Musical Treasures from the Age of Revolution & Romance
NNM 6045. Choral mandolino, The Cutler-Challen, by Antonio Stradivari, Cremona, 1680. Authentic signature written in ink on the inside of the central rib: Antonio Stradivario in Cremona 1680. Although best known today for his bowed stringed instruments, the surviving patterns and relics now housed at the Civic Museum in Cremona show that Stradivari made all kinds of other stringed instruments, as well. This choral mandolino is one of only two that are known, the other being in private hands in London. The Museum also has one of his surviving guitars (NMM 3976, The Rawlins), another of which can be seen at the Ashmolean Museum at Oxford University in England. His only known harp is at the Conservatory of Music in Naples. Although such instruments, unlike his bowed stringed instruments, were superseded by more robust designs - The Cutler-Challen, which survives with its original wood case, is "as light as a feather" - most of them are exquisite examples in a long continuum, as in the case of the mandolin family, that has yet to come to an end. Restoration by Andrew Dipper, Minneapolis. Ex coll.: Christopher Challen, Horsley-Stroud, England. Purchase funds gift of Mr. & Mrs. Richard A. Cutler, Sioux Falls, 1997.

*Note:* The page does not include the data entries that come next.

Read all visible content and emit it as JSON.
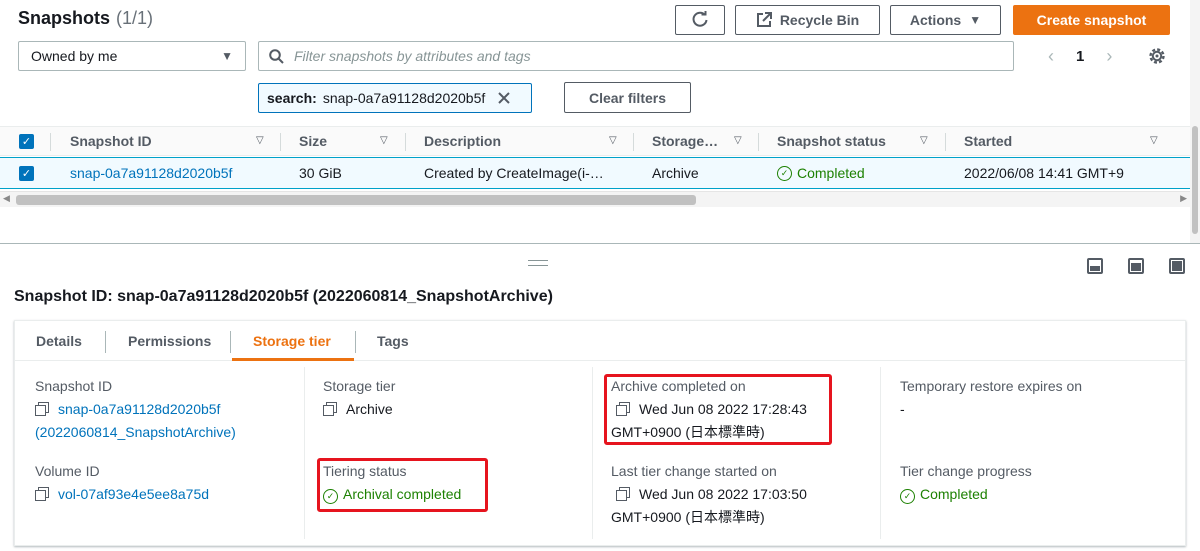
{
  "header": {
    "title": "Snapshots",
    "count": "(1/1)",
    "refresh_label": "",
    "recycle_bin_label": "Recycle Bin",
    "actions_label": "Actions",
    "create_label": "Create snapshot"
  },
  "filters": {
    "owner_select": "Owned by me",
    "search_placeholder": "Filter snapshots by attributes and tags",
    "token_key": "search:",
    "token_value": "snap-0a7a91128d2020b5f",
    "clear_label": "Clear filters"
  },
  "pagination": {
    "page": "1"
  },
  "table": {
    "columns": [
      "Snapshot ID",
      "Size",
      "Description",
      "Storage…",
      "Snapshot status",
      "Started"
    ],
    "row": {
      "id": "snap-0a7a91128d2020b5f",
      "size": "30 GiB",
      "description": "Created by CreateImage(i-…",
      "storage": "Archive",
      "status": "Completed",
      "started": "2022/06/08 14:41 GMT+9"
    }
  },
  "detail": {
    "title": "Snapshot ID: snap-0a7a91128d2020b5f (2022060814_SnapshotArchive)",
    "tabs": [
      "Details",
      "Permissions",
      "Storage tier",
      "Tags"
    ],
    "fields": {
      "snapshot_id_label": "Snapshot ID",
      "snapshot_id_line1": "snap-0a7a91128d2020b5f",
      "snapshot_id_line2": "(2022060814_SnapshotArchive)",
      "storage_tier_label": "Storage tier",
      "storage_tier_value": "Archive",
      "archive_completed_label": "Archive completed on",
      "archive_completed_line1": "Wed Jun 08 2022 17:28:43",
      "archive_completed_line2": "GMT+0900 (日本標準時)",
      "temp_restore_label": "Temporary restore expires on",
      "temp_restore_value": "-",
      "volume_id_label": "Volume ID",
      "volume_id_value": "vol-07af93e4e5ee8a75d",
      "tiering_status_label": "Tiering status",
      "tiering_status_value": "Archival completed",
      "last_tier_change_label": "Last tier change started on",
      "last_tier_change_line1": "Wed Jun 08 2022 17:03:50",
      "last_tier_change_line2": "GMT+0900 (日本標準時)",
      "tier_progress_label": "Tier change progress",
      "tier_progress_value": "Completed"
    }
  },
  "colors": {
    "primary_orange": "#ec7211",
    "link_blue": "#0073bb",
    "success_green": "#1d8102",
    "highlight_red": "#e6141e"
  },
  "icons": [
    "refresh-icon",
    "external-link-icon",
    "caret-down-icon",
    "search-icon",
    "close-icon",
    "chevron-left-icon",
    "chevron-right-icon",
    "gear-icon",
    "checkbox-checked-icon",
    "sort-icon",
    "check-circle-icon",
    "copy-icon",
    "drag-handle-icon",
    "layout-bottom-icon",
    "layout-split-icon",
    "layout-full-icon"
  ]
}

Source: André P. Larson, Beethoven & Berlioz, Paris & Vienna: Musical Treasures from the Age of Revolution & Romance 1789-1848, with essay by John Koster, exhibition catalog, Washington Pavilion, Sioux Falls, South Dakota, September 12-November 2, 2003 (Vermillion: National Music Museum 2003), p. 68.
A poster of this mandolin is available from the Gift Shop
A postcard of this mandolin is available from the Gift Shop